PROBLEM STATEMENT: From the records, return each line that has the word "make" in it.

[Web page and app entries]
========================================================================
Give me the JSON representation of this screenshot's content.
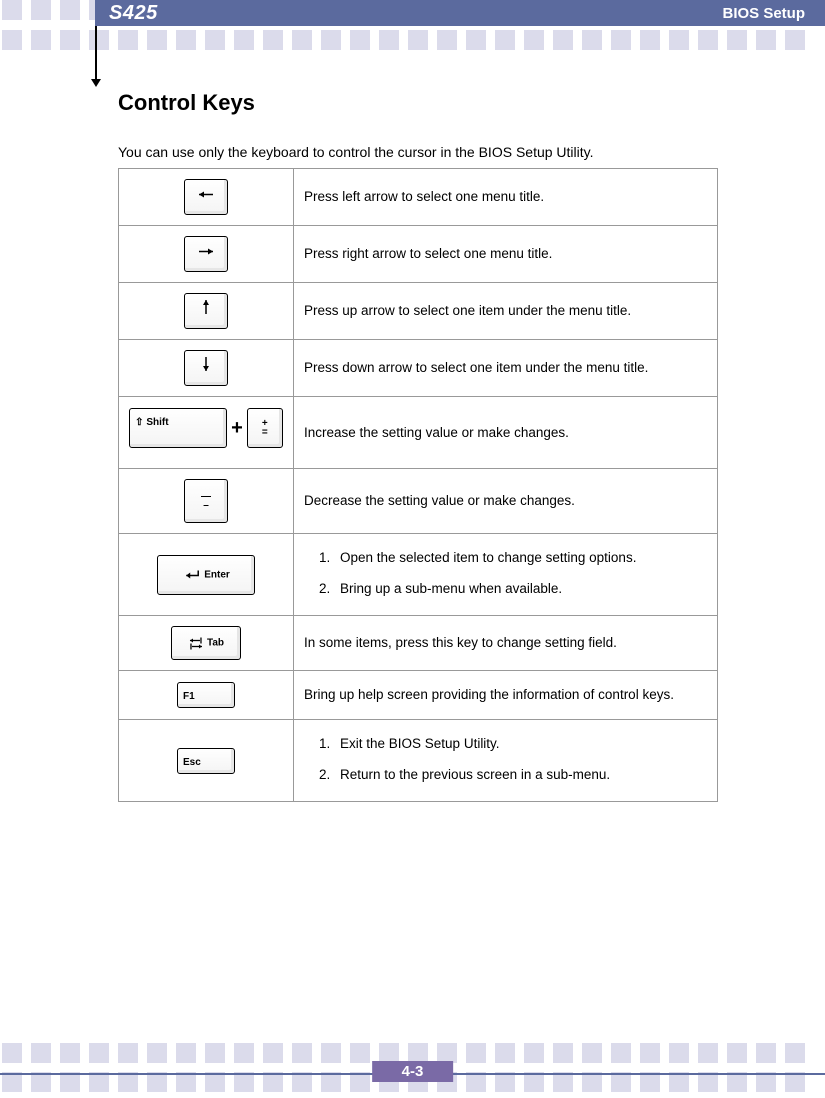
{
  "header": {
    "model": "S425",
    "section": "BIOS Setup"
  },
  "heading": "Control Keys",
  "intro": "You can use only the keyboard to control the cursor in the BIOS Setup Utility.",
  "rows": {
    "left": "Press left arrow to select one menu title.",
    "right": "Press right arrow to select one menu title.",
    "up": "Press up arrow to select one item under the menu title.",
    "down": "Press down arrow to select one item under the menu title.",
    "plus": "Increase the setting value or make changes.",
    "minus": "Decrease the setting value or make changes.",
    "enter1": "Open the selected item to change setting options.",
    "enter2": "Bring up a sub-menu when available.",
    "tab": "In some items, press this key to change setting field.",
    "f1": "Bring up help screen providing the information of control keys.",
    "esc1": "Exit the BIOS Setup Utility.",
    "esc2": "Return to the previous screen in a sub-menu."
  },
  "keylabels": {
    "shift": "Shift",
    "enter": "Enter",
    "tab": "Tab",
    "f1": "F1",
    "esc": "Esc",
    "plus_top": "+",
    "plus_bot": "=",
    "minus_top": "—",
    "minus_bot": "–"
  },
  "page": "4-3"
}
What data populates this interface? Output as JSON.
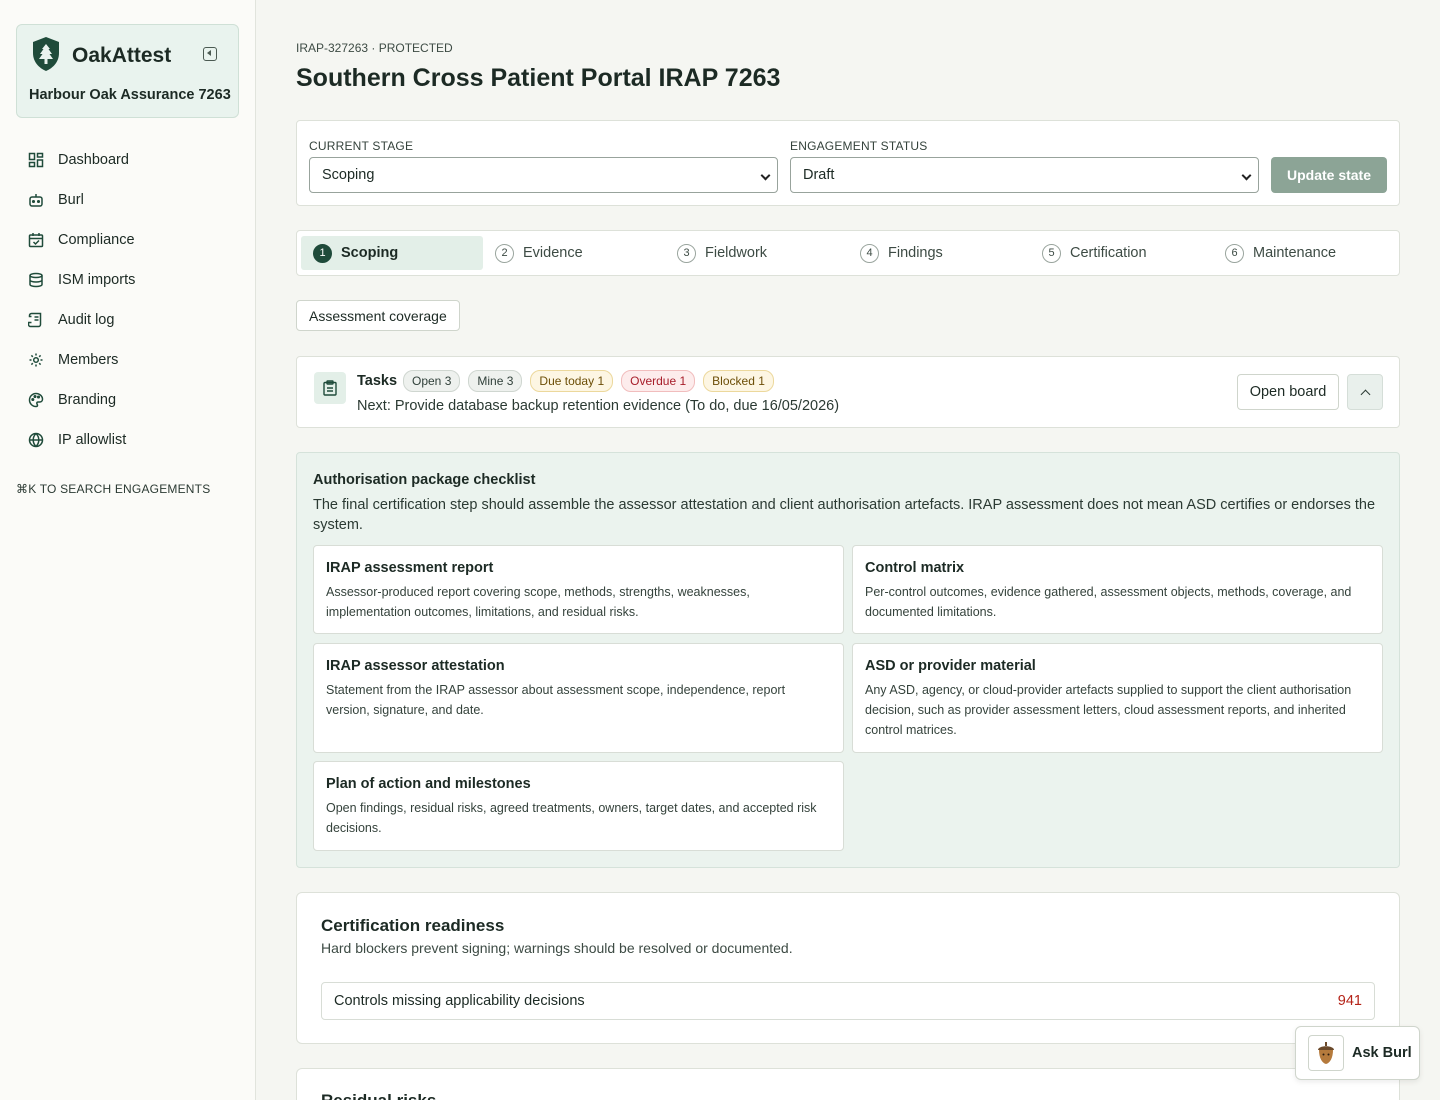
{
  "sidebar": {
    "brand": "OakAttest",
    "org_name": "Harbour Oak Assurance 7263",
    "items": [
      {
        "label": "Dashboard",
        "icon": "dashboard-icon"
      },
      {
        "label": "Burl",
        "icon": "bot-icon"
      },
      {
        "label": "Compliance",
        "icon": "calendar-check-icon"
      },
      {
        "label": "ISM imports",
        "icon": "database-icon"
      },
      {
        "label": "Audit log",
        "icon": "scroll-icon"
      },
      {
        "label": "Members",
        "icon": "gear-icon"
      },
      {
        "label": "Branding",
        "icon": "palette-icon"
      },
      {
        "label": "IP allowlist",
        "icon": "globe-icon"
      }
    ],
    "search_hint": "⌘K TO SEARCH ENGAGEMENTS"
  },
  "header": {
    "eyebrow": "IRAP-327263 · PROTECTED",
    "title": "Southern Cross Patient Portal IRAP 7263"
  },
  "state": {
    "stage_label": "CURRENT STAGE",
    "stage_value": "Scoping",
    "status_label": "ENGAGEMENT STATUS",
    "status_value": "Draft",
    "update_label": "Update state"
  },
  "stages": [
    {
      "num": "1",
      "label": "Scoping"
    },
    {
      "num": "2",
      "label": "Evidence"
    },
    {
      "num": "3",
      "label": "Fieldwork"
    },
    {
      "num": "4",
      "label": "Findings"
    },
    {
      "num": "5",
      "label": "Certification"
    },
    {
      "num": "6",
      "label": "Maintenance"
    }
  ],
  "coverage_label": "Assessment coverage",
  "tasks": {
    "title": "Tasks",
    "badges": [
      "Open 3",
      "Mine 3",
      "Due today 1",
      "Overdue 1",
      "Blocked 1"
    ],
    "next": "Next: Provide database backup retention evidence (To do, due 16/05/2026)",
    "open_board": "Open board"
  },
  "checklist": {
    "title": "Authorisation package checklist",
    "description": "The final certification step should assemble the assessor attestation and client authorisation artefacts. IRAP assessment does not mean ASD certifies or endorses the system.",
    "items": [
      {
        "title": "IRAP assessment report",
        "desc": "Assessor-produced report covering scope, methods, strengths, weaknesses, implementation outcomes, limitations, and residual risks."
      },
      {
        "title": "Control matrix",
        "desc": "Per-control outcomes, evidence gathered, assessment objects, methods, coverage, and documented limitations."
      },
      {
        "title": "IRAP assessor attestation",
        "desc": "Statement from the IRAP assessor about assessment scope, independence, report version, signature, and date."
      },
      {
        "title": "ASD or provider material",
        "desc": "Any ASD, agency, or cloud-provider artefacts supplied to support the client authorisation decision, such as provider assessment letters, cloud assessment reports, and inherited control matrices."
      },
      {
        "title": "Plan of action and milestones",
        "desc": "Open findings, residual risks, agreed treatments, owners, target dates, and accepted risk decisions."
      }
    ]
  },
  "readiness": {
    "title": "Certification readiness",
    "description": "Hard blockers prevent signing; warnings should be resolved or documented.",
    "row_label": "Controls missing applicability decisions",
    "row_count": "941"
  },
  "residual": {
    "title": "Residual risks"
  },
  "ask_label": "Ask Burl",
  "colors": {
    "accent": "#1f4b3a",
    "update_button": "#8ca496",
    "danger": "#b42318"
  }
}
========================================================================
YOUR RESPONSE:
    "plus": "Increase the setting value or make changes.",
    "minus": "Decrease the setting value or make changes.",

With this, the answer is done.